What the exercise asks:
Check every line of the records below for the string "JSON" and copy the ones that have it.

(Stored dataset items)
□ □ □ □ □ □ □

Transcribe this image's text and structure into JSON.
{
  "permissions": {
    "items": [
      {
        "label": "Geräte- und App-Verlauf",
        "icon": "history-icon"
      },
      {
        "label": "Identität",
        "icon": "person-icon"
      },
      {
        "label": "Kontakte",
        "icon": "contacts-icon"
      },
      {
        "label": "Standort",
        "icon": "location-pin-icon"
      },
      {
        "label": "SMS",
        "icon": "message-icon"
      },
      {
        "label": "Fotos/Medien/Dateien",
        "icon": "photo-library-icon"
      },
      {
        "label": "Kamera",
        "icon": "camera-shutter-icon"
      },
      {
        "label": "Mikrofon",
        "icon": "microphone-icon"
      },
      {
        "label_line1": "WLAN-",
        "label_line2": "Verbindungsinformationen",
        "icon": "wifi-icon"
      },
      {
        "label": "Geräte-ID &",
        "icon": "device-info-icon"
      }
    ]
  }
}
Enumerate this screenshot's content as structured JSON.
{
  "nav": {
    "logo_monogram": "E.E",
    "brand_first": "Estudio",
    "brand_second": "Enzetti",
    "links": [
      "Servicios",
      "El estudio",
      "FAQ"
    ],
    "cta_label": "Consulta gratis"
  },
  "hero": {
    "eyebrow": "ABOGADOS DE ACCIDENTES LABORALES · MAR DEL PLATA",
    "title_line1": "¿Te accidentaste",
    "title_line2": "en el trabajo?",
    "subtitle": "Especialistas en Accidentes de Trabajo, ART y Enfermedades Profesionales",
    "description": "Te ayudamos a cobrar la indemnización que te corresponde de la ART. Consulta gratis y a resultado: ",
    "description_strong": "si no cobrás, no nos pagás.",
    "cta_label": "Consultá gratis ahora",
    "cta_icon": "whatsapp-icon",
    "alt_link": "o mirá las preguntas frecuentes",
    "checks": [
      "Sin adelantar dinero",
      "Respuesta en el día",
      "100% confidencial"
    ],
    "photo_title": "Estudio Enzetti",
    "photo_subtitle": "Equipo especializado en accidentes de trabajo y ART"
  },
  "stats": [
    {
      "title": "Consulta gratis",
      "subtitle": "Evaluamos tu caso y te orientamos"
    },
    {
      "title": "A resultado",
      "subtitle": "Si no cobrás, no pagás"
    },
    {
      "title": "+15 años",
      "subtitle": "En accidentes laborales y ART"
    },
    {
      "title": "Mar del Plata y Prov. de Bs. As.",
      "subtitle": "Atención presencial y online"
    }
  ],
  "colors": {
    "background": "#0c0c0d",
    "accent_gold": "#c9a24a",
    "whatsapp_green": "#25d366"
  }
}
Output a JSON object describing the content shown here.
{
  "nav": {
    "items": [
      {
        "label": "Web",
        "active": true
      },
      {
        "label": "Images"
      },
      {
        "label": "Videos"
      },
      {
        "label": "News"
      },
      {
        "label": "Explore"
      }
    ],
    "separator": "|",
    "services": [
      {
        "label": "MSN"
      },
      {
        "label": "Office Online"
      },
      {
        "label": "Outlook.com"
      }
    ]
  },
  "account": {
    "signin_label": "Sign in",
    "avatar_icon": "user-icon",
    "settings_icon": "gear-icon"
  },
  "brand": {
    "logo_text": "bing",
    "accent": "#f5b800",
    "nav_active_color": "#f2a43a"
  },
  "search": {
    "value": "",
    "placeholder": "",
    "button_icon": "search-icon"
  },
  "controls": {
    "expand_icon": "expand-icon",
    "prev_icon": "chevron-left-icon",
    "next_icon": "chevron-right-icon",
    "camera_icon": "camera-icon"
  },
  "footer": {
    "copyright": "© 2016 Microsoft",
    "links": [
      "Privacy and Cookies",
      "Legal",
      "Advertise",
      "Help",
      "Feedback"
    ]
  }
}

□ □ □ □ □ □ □

Result of this exercise:
Transcribe this image's text and structure into JSON.
Enumerate this screenshot's content as structured JSON.
Output a JSON object describing the content shown here.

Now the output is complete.